Case Study— Consent is Cool
Consent is one of the key tenets of the GDPR law. The law defines it as “freely given, specific, informed and unambiguous indication […] by a statement or by a clear affirmative action.” It was interpreted by our legal team that using colors with strong imbued meanings like green and red were coercive— we had to choose and test novel colors. We added the icons to ease some of the cognitive dissonance these new colors presented in testing.
Case Study— Infographics and Visualizing Flavor
The most successful visualization I have designed is the flavor hexagon for communicating gin flavor. Users are able to search over 700 gin reviews on the GIN is IN by merely choosing what their ideal flavor diagram looks like (middle) and is then shown search results (right) of gins that matched their search.
Case Study— Cognitive Technologies and face-to-face interactions
One of the challenges in piloting was helping users imagine opportunities. This vision encapsulated speculative possibilities for several of the things we were researching individually.
Case Study— Consumer Taste Preference in Gin
There is a dearth of affordable, accessible research for small gin brands just getting started. I study the trends in user flavor-based searches at the GIN is IN to help distillers better understand consumer desires and identify market gaps and opportunities.
Case Study— Alumni Experience
This Journey Map is made to represent research into the experience of a person who joins Teach For America: from the day they hear about TFA to their life after the corps.
Case Study— Compliance Tracker
When coaches log in, this is the “person centered” view they see. All of their teachers’ faces are visible. For coaching managers, the filtering controls at left slide in and allow them to show/hide coaches, for example, to only see coaches at the school they’re travelling to today. This view was foundational in that it helped the users see data entry as a task that was about people more than compliance.
Case Study— RT Match

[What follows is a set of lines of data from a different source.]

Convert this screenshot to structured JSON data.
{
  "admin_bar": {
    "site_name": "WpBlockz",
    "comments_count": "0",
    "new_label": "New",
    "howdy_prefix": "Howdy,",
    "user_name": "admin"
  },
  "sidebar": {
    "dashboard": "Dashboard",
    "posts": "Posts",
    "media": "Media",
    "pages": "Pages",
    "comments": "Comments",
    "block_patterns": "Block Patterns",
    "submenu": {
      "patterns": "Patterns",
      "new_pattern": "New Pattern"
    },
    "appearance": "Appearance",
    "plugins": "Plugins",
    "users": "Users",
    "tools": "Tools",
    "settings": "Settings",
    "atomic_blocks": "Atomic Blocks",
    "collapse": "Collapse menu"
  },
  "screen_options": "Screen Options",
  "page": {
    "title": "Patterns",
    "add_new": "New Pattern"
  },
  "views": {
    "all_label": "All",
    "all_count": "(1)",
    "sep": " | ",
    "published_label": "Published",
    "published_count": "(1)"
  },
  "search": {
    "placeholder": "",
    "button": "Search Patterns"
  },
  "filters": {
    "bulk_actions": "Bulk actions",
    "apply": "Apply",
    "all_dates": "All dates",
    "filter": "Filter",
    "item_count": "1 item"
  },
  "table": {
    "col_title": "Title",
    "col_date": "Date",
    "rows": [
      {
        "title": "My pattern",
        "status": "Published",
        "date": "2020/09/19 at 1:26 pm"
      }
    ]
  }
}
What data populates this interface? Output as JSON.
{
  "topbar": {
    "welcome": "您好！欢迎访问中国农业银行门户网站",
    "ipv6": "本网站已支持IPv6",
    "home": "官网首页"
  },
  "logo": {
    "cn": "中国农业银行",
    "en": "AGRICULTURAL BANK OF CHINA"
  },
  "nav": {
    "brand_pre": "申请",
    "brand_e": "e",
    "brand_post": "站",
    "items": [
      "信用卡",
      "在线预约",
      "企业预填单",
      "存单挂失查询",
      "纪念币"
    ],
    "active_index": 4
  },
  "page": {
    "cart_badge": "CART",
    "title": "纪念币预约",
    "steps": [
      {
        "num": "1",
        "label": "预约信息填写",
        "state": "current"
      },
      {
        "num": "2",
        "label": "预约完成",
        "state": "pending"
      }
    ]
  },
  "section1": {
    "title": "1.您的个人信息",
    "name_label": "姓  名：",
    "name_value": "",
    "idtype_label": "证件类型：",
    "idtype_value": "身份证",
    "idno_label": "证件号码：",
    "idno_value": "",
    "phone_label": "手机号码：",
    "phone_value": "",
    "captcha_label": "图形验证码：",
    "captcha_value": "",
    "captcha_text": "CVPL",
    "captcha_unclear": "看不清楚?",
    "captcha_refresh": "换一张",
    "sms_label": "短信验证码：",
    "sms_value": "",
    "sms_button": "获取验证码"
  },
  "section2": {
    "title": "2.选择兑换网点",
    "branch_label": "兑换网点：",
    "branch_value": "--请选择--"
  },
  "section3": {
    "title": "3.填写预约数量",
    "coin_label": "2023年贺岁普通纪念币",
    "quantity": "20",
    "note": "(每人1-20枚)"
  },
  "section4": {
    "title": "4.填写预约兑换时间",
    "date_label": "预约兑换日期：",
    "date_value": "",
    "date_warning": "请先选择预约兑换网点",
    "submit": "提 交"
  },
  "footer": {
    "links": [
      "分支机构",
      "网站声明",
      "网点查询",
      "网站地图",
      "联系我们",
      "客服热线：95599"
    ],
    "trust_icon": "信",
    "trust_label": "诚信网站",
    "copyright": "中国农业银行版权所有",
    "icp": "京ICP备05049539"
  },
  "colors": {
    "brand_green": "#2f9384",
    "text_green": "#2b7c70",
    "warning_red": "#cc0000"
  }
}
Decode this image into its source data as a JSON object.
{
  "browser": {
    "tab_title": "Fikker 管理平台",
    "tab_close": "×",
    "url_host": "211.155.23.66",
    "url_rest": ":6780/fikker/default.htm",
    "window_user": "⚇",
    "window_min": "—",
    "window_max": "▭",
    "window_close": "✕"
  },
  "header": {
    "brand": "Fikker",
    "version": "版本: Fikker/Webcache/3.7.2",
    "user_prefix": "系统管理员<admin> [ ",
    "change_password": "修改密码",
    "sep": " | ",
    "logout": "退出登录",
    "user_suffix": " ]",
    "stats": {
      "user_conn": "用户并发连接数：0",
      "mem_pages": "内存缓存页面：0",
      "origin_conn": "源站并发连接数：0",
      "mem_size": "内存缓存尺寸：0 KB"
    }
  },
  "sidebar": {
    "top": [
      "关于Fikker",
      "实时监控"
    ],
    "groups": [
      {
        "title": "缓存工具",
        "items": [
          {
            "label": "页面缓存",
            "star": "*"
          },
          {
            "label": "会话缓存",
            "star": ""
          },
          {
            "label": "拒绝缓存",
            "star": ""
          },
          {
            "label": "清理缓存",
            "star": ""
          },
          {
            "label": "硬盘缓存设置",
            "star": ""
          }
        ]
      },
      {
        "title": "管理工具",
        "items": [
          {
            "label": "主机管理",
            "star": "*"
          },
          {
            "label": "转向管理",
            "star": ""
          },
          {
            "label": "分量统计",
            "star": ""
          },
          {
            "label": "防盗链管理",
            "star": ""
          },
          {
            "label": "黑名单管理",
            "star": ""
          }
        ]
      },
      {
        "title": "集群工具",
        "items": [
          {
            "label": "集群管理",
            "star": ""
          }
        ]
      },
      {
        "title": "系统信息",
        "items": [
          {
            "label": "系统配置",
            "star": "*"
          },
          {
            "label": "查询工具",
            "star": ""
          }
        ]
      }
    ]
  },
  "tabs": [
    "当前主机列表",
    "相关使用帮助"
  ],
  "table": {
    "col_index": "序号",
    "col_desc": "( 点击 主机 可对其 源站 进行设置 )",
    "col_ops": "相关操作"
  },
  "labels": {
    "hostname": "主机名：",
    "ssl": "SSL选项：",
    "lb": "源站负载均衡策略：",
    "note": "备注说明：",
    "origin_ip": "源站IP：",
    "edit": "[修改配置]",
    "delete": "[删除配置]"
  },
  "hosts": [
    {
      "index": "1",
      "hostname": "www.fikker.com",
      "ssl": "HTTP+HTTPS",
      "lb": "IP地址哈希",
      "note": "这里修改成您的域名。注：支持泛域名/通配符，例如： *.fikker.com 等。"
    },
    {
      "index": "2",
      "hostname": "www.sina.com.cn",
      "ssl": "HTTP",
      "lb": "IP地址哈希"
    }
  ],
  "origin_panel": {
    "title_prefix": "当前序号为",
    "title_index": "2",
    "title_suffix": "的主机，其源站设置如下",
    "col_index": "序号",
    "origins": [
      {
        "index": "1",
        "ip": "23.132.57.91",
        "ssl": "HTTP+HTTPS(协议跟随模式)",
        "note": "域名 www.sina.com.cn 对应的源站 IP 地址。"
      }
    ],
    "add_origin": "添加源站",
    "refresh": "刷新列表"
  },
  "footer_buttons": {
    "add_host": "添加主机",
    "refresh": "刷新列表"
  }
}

One of the most powerful ways recruiters helped students see the opportunity Teach For America presented them was to connect them with a person who had similar interests who served the corps. That data was always available in the office for recruiters, but not in the field when a recruiter met with a prospect. By providing the connection in the moment, it captured a prospect’s interest and reduced the risk of them cooling on the idea before a connection was made.
Case Study— Customization and Autonomy
Once on the ground performing the work, service staff would develop their own highly personalized and sometimes eccentric ways to get the job done. Between training and mastery, a user would bend the software and physical space setup to their mental models. It was clear that a rigid software approach wasn’t going to get the job done. To bring these insights from the field back and to help product team staff better empathize with our users, I created and executed a sketch study.
Case Study— Interview Matchmaker
Not all matches are created equal; not all interviewees were a good match for an interview opportunity. In this version, the colors and circles were added to help a user quickly compare and identify optimal opportunities for candidates, to ensure that the matchmakers were putting the right people in front of the right people. This concept evolved through focus groups and further study.
Designing a responsive application, with subtle nudges and improved navigability helped stem a four year decline in applications.